Friday, August 30, 2013

Java Serializable vs Externalizable

Serializable and Externalizable are almost forgotten interfaces in Java. And for good reason. Many applications do not need to serialize objects explicitly. Most applications write to a database and to write to databases you use either an API like JDBC or a framework like Hibernate or JPA. However if you writing to a file or network, it is worthwhile to understand the default serialization mechanism.


To leverage the default serialization mechanism in Java, you need to implement the interface. This a marker interface, in that, for default behavior, you do not need to implement any methods.

public class Employee implements Serializable {
    private int id ;
    private String name ;
    private String address ;

    public Employee(int i, String nm, String adr) {
        id = i ;
        name = nm ;
        address = adr ;

    public int getId() {
        return id ;
    public String getName() {
        return name ;

    public String getAddress() {
        return address ;


To Serialize an Employee Object:

try {
    Employee e = new Employee(1,"John Doe","123 5th Street, New City , CA") ;
    ObjectOutputStream os = new ObjectOutputStream(new FileOutputStream("employees.dat"))) ;
    os.writeObject(e) ;
    os.close() ;
} catch (IOException e) {
    log(e) ;

To Deserialize an employee Object:

Employee er = null ;
try {
     ObjectInputStream is = new ObjectInputStream(new FileInputStream("employee.dat"))) ;
     er = (Employee) is.readObject() ;

} catch(IOException e1) {
    log(e1) ;

You can customize the default serialization by adding the following methods:

private void writeObject(ObjectOutputStream out) throws IOException {
    out.writeInt(id) ;
    out.writeUTF(name) ;
    out.writeUTF(address) ;

   // add customization here
private void readObject(ObjectInputStream in) throws IOException {
    id = in.readInt() ;
    name = readUTF() ;
    address = readUTF() ;
    // add customization here

If these methods exist, the jvm calls them during serialization. You can also call defaultWriteObject and defaultReadObject to get default behaviour then and add to it.

Default serialization is quite slow and should not be used except in the most simple use cases. Implementing readObject and writeObject does not give much improvement because the JVM has to use reflection to determine if those private methods exist.

The default serialization protocol is considered a little heavy. If you wish to completely override it and use a different protocol, you can implement the Externalizable interface which has 2 methods.

public void readExternal(ObjectInput in) throws IOException

public void writeExternal(ObjectOutput out) throws IOException

Once you implement these methods, the client code for serialization is same as above.

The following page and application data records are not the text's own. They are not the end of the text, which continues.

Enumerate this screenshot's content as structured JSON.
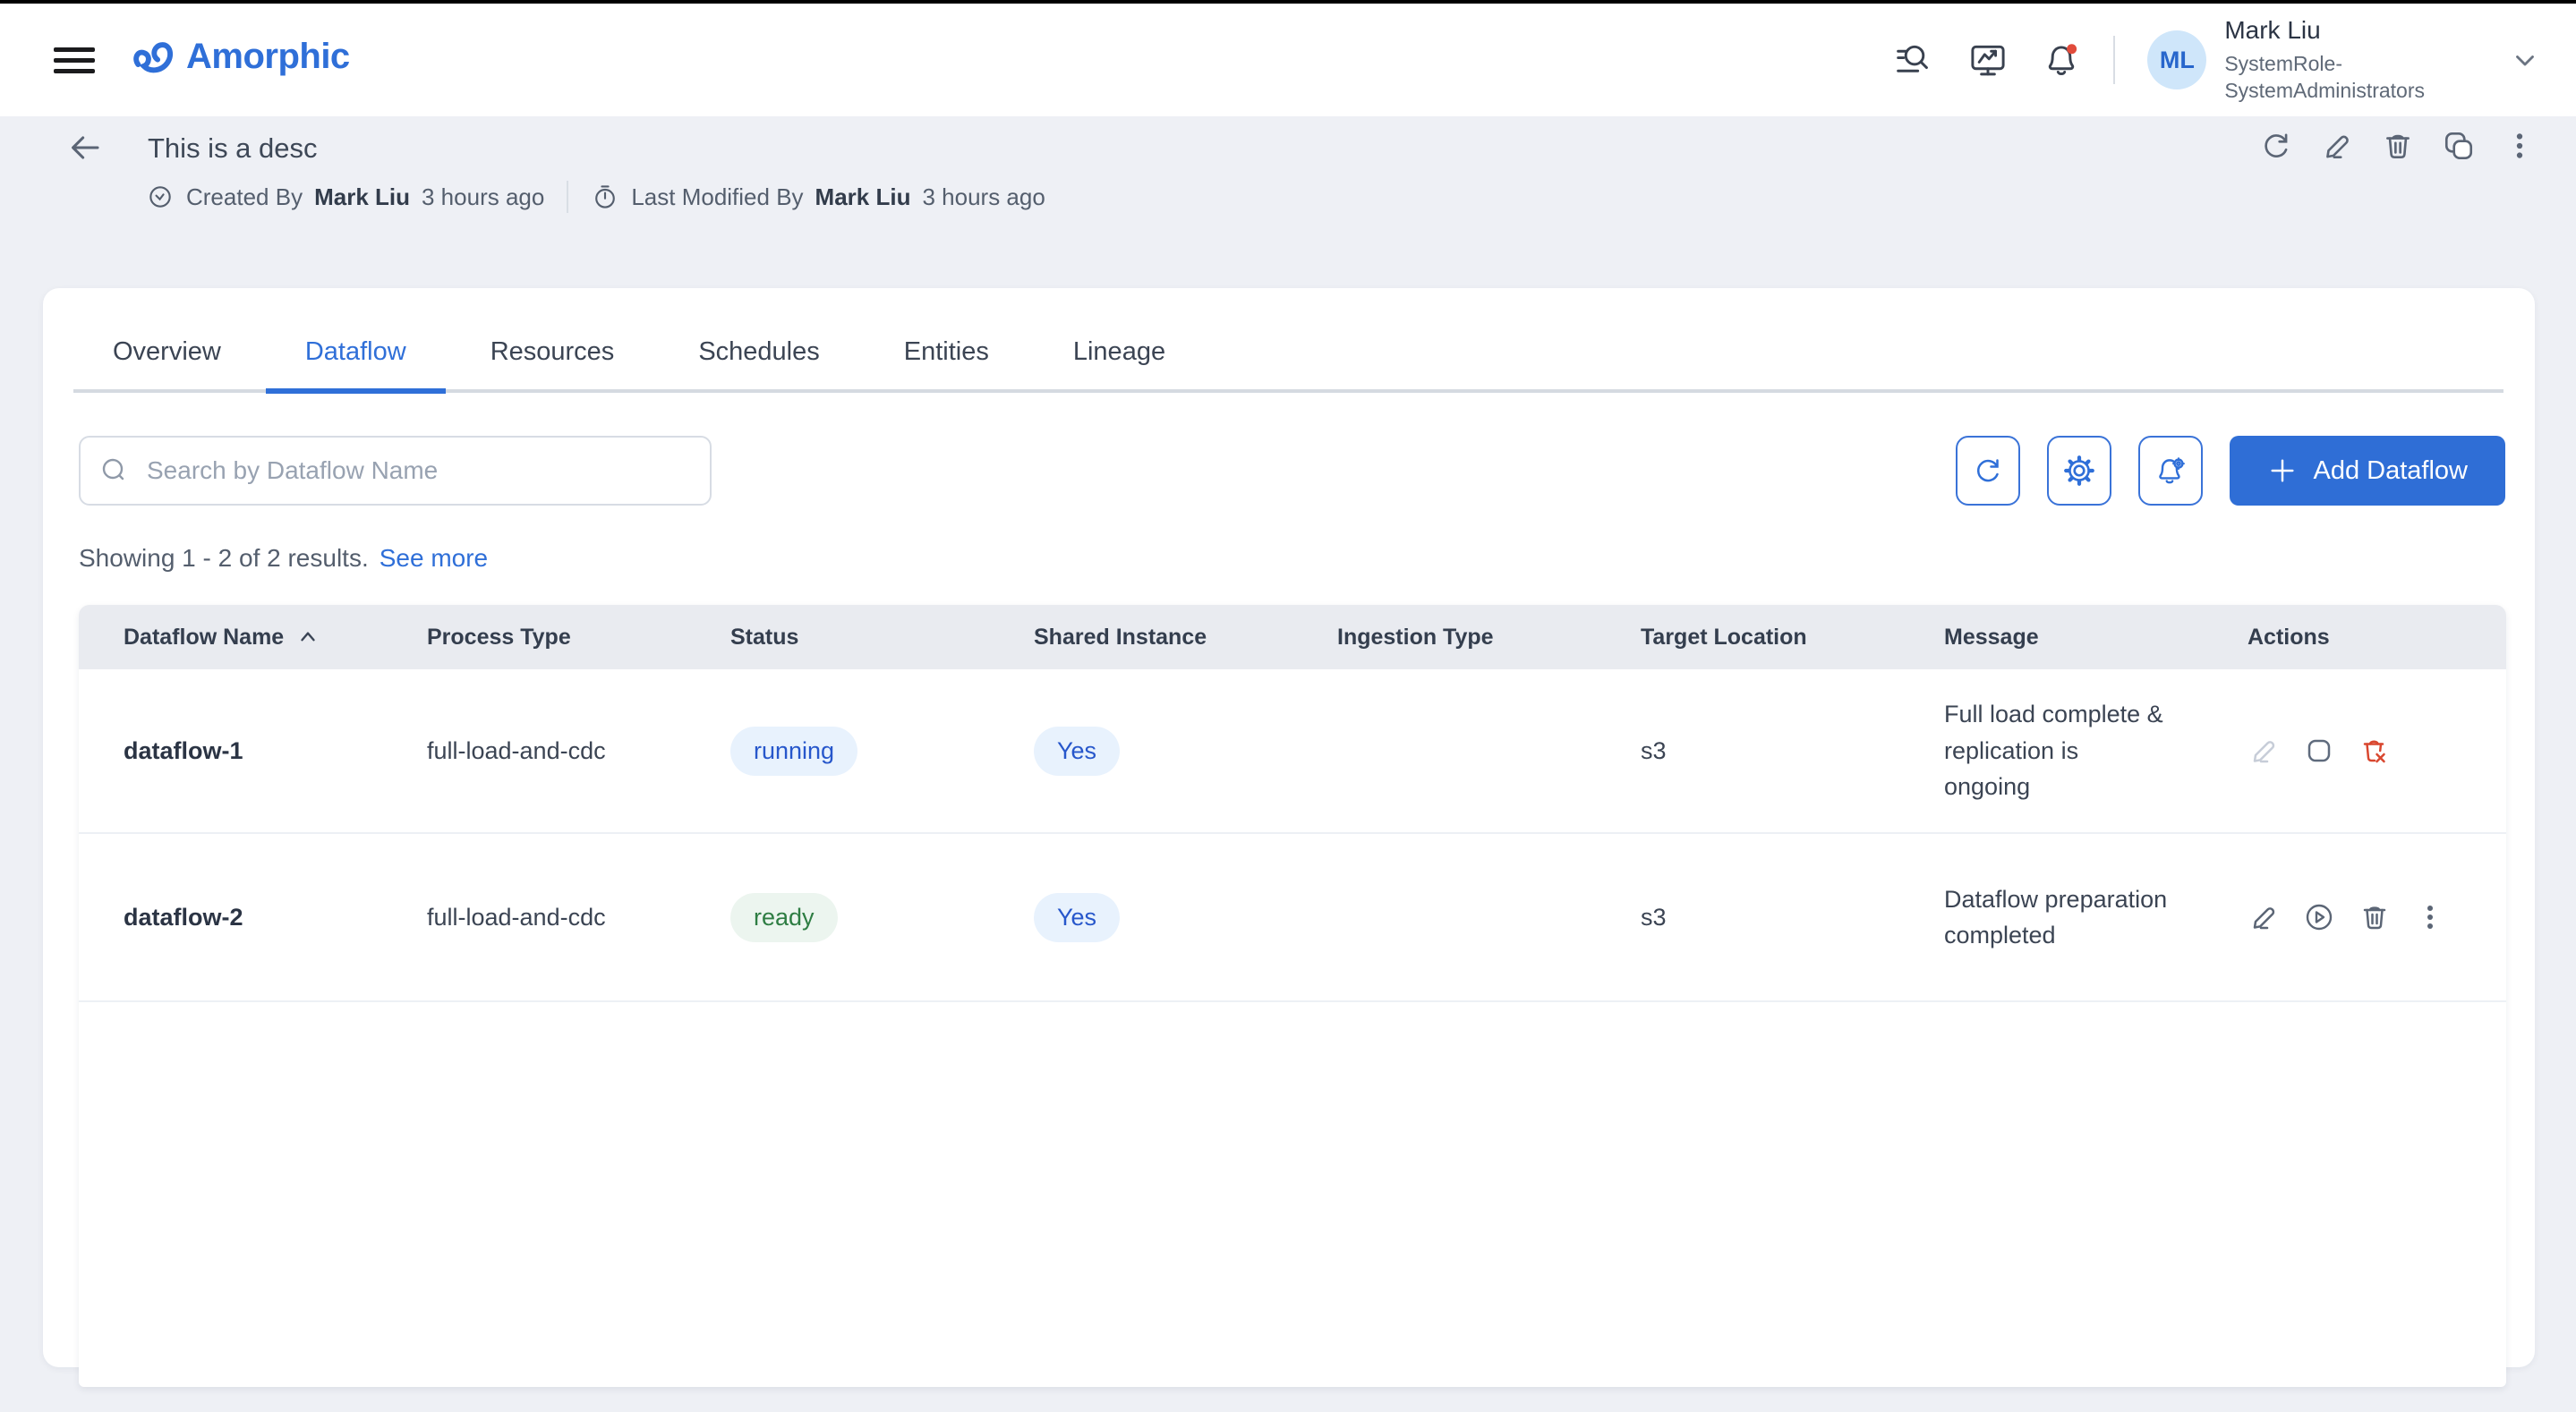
{
  "colors": {
    "primary_blue": "#2f6fd8",
    "status_running_text": "#2757cb",
    "status_running_bg": "#e8f2fd",
    "status_ready_text": "#2e7d43",
    "status_ready_bg": "#ecf5ef",
    "danger_red": "#d9472f",
    "avatar_bg": "#cfe6fa",
    "table_header_bg": "#e9ebf0",
    "page_bg": "#eef0f5"
  },
  "header": {
    "brand": "Amorphic",
    "icons": [
      "global-search-icon",
      "monitoring-icon",
      "notifications-icon"
    ],
    "notification_dot": true,
    "user": {
      "initials": "ML",
      "name": "Mark Liu",
      "role_line1": "SystemRole-",
      "role_line2": "SystemAdministrators"
    }
  },
  "page_header": {
    "title": "This is a desc",
    "created_label": "Created By",
    "created_user": "Mark Liu",
    "created_time": "3 hours ago",
    "modified_label": "Last Modified By",
    "modified_user": "Mark Liu",
    "modified_time": "3 hours ago",
    "actions": [
      "refresh-icon",
      "edit-icon",
      "delete-icon",
      "copy-icon",
      "more-icon"
    ]
  },
  "tabs": {
    "items": [
      {
        "label": "Overview",
        "active": false
      },
      {
        "label": "Dataflow",
        "active": true
      },
      {
        "label": "Resources",
        "active": false
      },
      {
        "label": "Schedules",
        "active": false
      },
      {
        "label": "Entities",
        "active": false
      },
      {
        "label": "Lineage",
        "active": false
      }
    ]
  },
  "toolbar": {
    "search_placeholder": "Search by Dataflow Name",
    "buttons": [
      "refresh-icon",
      "settings-icon",
      "alert-settings-icon"
    ],
    "add_label": "Add Dataflow"
  },
  "results_bar": {
    "showing": "Showing 1 - 2 of 2 results.",
    "see_more": "See more"
  },
  "table": {
    "columns": [
      "Dataflow Name",
      "Process Type",
      "Status",
      "Shared Instance",
      "Ingestion Type",
      "Target Location",
      "Message",
      "Actions"
    ],
    "sorted_column": "Dataflow Name",
    "sort_direction": "asc",
    "rows": [
      {
        "name": "dataflow-1",
        "process_type": "full-load-and-cdc",
        "status": "running",
        "shared_instance": "Yes",
        "ingestion_type": "",
        "target_location": "s3",
        "message": "Full load complete & replication is ongoing",
        "actions": [
          "edit-disabled",
          "stop",
          "delete-cancel"
        ]
      },
      {
        "name": "dataflow-2",
        "process_type": "full-load-and-cdc",
        "status": "ready",
        "shared_instance": "Yes",
        "ingestion_type": "",
        "target_location": "s3",
        "message": "Dataflow preparation completed",
        "actions": [
          "edit",
          "run",
          "delete",
          "more"
        ]
      }
    ]
  }
}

Studies have shown that using Externalizable provides better performance. Since these are public methods, the JVM does not have to resort to reflection. The implementations of readExternal and writeExternal would be similar to readObject and writeObject shown above.

Though for most industrial grade applications, you will want to forego serializing objects directly and serialize the types that make up your objects.

In Summary,

You may use the Serializable interface for simple use cases. It is easy to use, but the performance is not good.

Using the Externalizable interface is a little more work and it gives little better performance.

For best performance, design a record format for the data in the objects and serialize the types directly to memory and write blocks to disk. Of course, this is much more work.